My chief concern is that if ink or toner has already cycled through the printer's innards, then what you're really getting is a used printer, not one that's been restored to factory-new condition. And as we all know, ink and toner have a way of gumming up the works, especially if the printer sits idle for a long period.

That said, if you can confirm from the seller's description that the printer has indeed been recertified by the manufacturer, and that it comes with brand-new ink/toner, it might be worth buying -- especially if the savings are significant.

TVs

Although buying a refurbished TV can save you a decent chunk of change, sometimes amounting to hundreds of dollars, I won't do it.

The big reason: the short warranty. A typical refurb is covered for 90 days, and TVs these days are too unreliable for that short a protection plan. You need at least a year of coverage, and ideally double that if your credit card offers extended warranty protection.

What's more, based on personal experience, refurbished TVs don't seem to get the same careful reconditioning afforded laptops, tablets and the like. I don't know if it's because they're so large and heavy, or because their packaging is so fragile to begin with. I had one refurb arrive with a busted stand, another that looked like it had been packaged by drunk monkeys.

The only exception is if you're able to buy (and pick up) locally, so you can inspect the box and its contents to make sure everything looks okay, and you can easily return it if there's a problem.

Walmart, for example, currently sells the refurbished Samsung UN60J620DAFXZA 60-inch HDTV for $499.99, a full $200 less than Best Buy's price on a new one. The warranty isn't specified anywhere, but I'll bet you a box of donuts it's 90 days. However, you can add a three-year protection plan for $52, so you'd still be getting a solid deal and an extended warranty.

But would I take that deal from a store that wasn't local, one that required shipping? No way, no how.
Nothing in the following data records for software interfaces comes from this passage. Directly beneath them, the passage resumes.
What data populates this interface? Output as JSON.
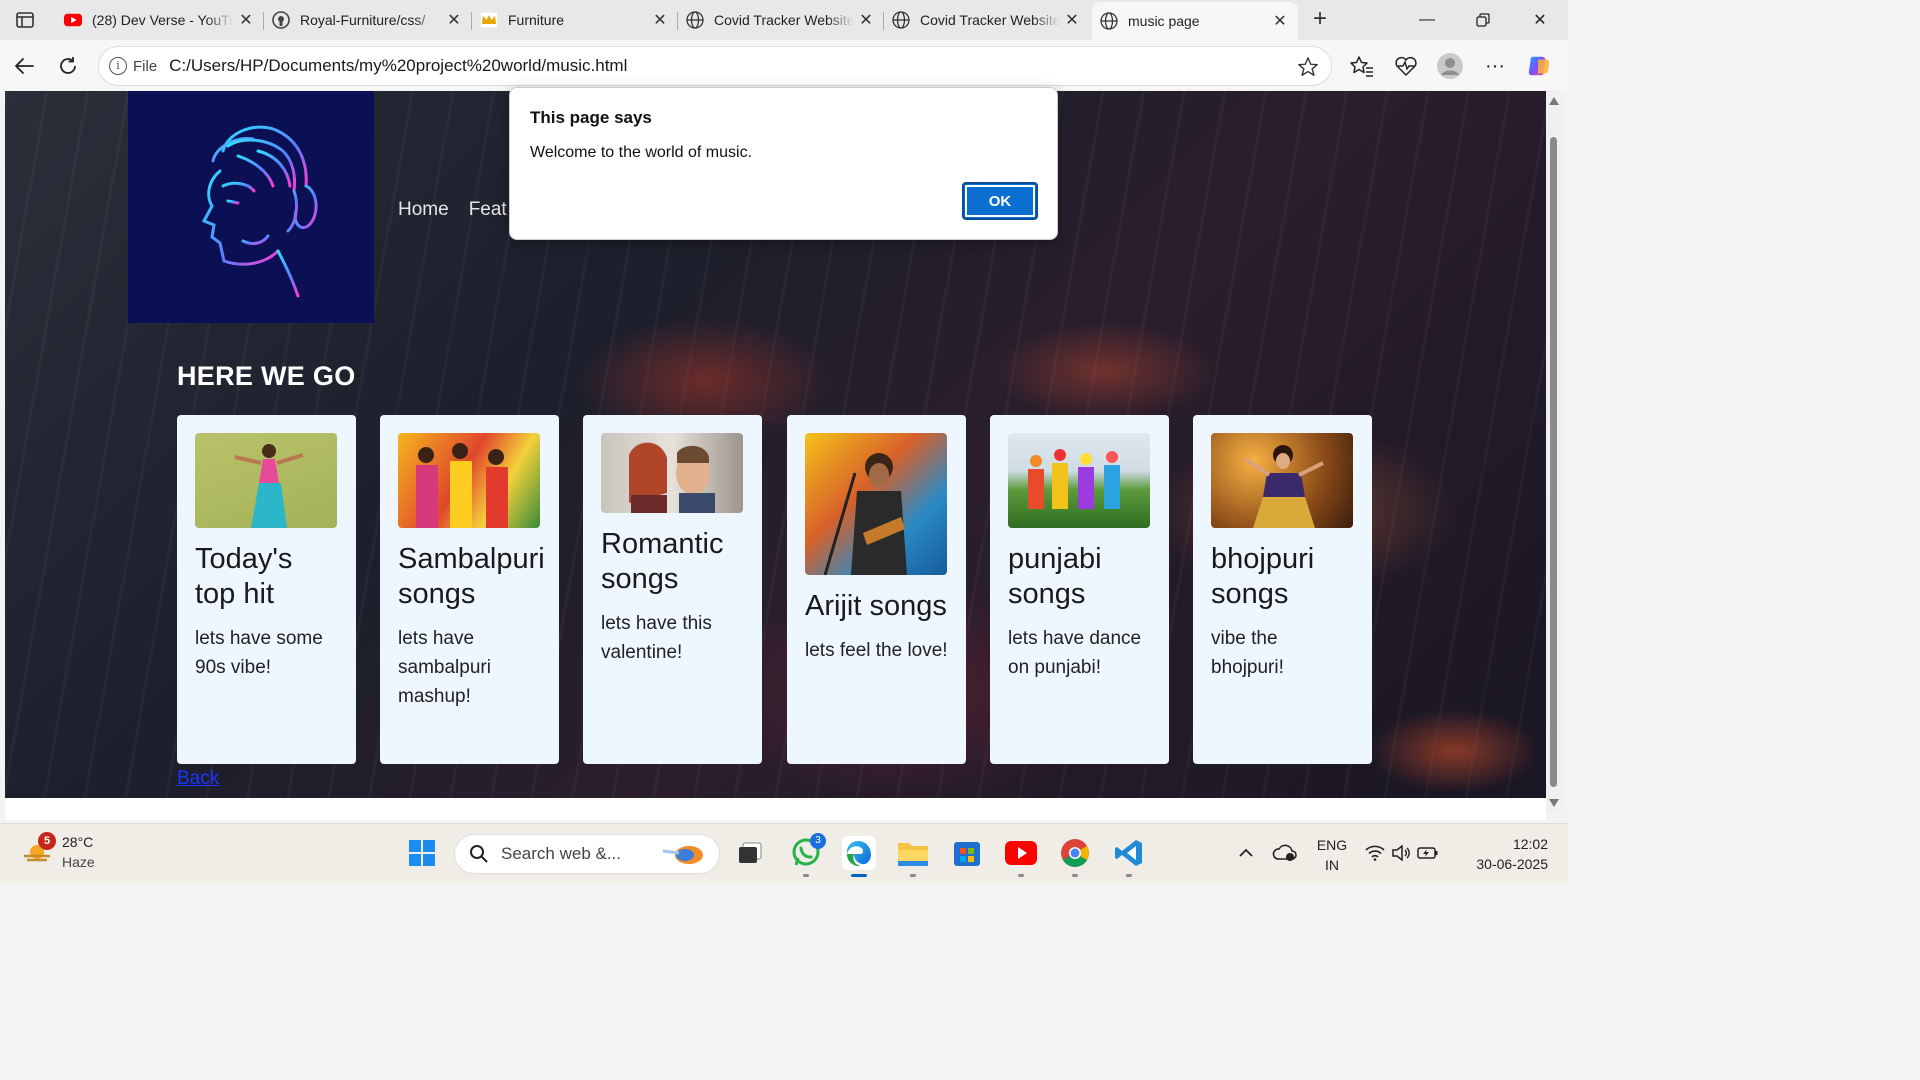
{
  "browser": {
    "tabs": [
      {
        "title": "(28) Dev Verse - YouTube",
        "icon": "youtube-icon"
      },
      {
        "title": "Royal-Furniture/css/",
        "icon": "github-icon"
      },
      {
        "title": "Furniture",
        "icon": "crown-icon"
      },
      {
        "title": "Covid Tracker Website",
        "icon": "globe-icon"
      },
      {
        "title": "Covid Tracker Website",
        "icon": "globe-icon"
      },
      {
        "title": "music page",
        "icon": "globe-icon",
        "active": true
      }
    ],
    "address": {
      "scheme_label": "File",
      "url": "C:/Users/HP/Documents/my%20project%20world/music.html"
    }
  },
  "page": {
    "nav": [
      "Home",
      "Feat"
    ],
    "heading": "HERE WE GO",
    "cards": [
      {
        "title": "Today's top hit",
        "text": "lets have some 90s vibe!"
      },
      {
        "title": "Sambalpuri songs",
        "text": "lets have sambalpuri mashup!"
      },
      {
        "title": "Romantic songs",
        "text": "lets have this valentine!"
      },
      {
        "title": "Arijit songs",
        "text": "lets feel the love!"
      },
      {
        "title": "punjabi songs",
        "text": "lets have dance on punjabi!"
      },
      {
        "title": "bhojpuri songs",
        "text": "vibe the bhojpuri!"
      }
    ],
    "back_link": "Back"
  },
  "dialog": {
    "title": "This page says",
    "message": "Welcome to the world of music.",
    "ok_label": "OK"
  },
  "taskbar": {
    "weather": {
      "badge": "5",
      "temp": "28°C",
      "condition": "Haze"
    },
    "search_placeholder": "Search web &...",
    "whatsapp_badge": "3",
    "language": {
      "lang": "ENG",
      "region": "IN"
    },
    "clock": {
      "time": "12:02",
      "date": "30-06-2025"
    }
  },
  "colors": {
    "accent": "#0a6fd1",
    "card_bg": "#eef7ff",
    "logo_bg": "#0b0f54",
    "link": "#1a33ff"
  }
}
Your thoughts?

What refurbished tech gear have you purchased, and how did the experience turn out? Hit the comments to share the good and the bad.